**What you will do:**
Could you count how many lines of the data include "this" and answer with the number only?

**Records provided:**

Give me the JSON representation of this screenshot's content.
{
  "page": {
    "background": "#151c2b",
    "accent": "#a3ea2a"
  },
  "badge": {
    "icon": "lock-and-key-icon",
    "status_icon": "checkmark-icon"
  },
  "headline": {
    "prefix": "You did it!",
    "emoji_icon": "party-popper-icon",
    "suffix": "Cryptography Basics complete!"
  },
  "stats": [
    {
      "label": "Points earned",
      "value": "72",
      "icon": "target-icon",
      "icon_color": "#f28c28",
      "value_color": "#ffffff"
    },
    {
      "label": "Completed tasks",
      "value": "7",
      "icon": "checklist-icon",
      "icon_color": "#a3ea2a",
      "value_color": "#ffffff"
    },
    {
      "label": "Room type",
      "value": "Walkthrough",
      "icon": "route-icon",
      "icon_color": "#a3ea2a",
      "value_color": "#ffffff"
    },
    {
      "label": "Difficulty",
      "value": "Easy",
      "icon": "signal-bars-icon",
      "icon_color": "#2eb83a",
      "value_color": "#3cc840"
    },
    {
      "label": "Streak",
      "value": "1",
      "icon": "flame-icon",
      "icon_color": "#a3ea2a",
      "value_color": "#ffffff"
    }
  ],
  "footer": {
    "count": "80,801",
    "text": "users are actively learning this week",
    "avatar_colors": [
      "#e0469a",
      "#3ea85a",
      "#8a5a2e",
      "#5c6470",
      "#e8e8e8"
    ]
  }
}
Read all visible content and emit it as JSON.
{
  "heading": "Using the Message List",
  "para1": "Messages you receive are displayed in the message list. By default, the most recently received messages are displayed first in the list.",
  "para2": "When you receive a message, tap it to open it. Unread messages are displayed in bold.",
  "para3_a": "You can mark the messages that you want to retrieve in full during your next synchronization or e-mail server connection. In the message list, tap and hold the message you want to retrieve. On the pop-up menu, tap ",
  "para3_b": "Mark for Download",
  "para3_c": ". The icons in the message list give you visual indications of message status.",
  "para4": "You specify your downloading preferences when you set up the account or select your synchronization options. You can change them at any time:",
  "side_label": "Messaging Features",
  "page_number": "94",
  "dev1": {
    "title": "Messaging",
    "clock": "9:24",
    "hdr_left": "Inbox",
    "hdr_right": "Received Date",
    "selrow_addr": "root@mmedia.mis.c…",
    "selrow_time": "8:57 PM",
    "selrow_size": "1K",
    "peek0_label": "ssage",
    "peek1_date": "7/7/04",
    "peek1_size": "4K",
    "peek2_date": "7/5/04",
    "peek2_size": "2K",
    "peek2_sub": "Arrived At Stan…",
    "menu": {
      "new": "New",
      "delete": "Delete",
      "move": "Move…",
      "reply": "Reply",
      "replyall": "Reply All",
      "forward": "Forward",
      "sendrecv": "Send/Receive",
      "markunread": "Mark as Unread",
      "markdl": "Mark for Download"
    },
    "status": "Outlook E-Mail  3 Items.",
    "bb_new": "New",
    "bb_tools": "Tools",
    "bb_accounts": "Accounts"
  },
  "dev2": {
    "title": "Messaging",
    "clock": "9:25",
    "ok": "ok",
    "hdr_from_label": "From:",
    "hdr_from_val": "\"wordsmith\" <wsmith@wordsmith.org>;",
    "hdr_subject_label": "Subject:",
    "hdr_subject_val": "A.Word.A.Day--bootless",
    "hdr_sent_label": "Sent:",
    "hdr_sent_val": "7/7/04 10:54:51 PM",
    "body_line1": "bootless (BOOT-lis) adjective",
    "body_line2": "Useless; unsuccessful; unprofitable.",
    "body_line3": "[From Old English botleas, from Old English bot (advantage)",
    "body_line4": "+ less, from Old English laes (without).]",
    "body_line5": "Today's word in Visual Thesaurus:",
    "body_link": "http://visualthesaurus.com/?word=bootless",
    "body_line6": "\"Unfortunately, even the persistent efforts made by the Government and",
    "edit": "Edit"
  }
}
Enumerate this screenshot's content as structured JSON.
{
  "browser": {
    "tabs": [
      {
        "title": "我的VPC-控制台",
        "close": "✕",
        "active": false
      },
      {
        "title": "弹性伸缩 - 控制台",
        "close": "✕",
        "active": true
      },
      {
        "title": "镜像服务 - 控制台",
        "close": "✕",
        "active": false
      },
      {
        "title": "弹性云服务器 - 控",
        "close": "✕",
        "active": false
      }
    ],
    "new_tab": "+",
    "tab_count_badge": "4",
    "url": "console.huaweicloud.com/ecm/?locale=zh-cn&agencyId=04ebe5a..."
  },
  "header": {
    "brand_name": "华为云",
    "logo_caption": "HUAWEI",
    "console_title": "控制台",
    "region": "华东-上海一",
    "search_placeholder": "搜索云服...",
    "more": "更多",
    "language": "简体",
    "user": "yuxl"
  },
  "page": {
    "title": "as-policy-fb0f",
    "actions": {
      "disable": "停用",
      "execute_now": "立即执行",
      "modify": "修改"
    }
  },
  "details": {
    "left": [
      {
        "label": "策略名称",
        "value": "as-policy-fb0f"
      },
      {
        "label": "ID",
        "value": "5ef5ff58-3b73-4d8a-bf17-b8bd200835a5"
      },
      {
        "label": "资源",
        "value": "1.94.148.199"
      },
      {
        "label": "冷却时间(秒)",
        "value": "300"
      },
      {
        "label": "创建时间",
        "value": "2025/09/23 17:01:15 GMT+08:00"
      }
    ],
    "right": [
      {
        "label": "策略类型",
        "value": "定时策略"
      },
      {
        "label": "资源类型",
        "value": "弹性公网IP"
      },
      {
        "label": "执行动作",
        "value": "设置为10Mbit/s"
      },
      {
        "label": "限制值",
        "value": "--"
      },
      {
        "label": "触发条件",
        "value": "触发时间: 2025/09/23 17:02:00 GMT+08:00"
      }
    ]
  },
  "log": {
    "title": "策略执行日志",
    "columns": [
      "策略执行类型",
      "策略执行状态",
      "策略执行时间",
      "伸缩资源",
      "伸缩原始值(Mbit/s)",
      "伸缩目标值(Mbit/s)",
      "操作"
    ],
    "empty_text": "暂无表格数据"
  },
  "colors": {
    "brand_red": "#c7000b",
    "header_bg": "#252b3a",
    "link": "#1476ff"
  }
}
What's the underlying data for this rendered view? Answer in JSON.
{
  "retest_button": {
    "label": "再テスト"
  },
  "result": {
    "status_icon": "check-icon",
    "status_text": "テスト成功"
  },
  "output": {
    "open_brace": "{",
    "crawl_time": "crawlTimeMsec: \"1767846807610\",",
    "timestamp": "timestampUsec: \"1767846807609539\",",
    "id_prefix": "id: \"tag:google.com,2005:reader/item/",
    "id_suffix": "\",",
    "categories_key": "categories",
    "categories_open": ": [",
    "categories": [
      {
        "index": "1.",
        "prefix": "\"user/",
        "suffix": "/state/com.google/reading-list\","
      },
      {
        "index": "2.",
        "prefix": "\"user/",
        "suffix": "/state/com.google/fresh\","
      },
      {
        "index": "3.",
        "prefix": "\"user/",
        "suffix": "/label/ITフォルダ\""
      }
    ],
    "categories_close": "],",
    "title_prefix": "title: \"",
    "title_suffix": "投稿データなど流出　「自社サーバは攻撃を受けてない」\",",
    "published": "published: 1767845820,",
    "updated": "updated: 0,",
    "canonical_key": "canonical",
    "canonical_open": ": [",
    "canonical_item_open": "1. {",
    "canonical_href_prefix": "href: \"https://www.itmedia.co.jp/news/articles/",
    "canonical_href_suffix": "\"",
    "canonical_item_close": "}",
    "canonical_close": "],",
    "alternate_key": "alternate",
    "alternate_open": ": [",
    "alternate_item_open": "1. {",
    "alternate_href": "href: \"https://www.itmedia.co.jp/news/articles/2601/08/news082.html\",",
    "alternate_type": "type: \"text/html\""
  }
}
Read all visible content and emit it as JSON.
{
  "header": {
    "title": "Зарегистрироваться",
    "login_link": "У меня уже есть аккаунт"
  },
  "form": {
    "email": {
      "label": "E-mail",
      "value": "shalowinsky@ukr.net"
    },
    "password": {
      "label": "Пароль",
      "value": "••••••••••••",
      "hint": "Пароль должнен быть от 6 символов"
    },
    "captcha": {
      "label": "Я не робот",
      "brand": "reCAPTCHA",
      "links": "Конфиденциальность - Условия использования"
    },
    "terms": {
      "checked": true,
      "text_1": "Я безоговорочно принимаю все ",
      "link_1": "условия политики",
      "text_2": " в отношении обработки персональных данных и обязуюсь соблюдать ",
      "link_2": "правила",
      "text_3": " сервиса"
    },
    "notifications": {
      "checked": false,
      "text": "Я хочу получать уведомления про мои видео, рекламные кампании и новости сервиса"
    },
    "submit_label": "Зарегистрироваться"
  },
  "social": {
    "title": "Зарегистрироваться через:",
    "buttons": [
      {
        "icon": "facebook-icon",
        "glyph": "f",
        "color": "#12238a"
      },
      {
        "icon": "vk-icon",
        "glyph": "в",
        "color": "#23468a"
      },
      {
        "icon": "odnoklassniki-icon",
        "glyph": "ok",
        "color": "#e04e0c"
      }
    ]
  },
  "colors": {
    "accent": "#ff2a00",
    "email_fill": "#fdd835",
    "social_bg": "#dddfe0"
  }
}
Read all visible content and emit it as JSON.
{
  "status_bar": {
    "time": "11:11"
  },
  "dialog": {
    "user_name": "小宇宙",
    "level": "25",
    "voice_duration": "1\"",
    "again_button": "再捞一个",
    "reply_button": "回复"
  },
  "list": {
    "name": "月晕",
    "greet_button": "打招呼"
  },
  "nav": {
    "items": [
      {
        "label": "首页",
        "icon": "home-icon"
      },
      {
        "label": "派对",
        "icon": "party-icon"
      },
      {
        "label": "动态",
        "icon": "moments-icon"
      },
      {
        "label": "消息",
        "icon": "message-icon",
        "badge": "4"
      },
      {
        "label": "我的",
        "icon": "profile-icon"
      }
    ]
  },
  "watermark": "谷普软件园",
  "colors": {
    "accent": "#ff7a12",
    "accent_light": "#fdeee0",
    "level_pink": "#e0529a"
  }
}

**Solution to the problem:**
4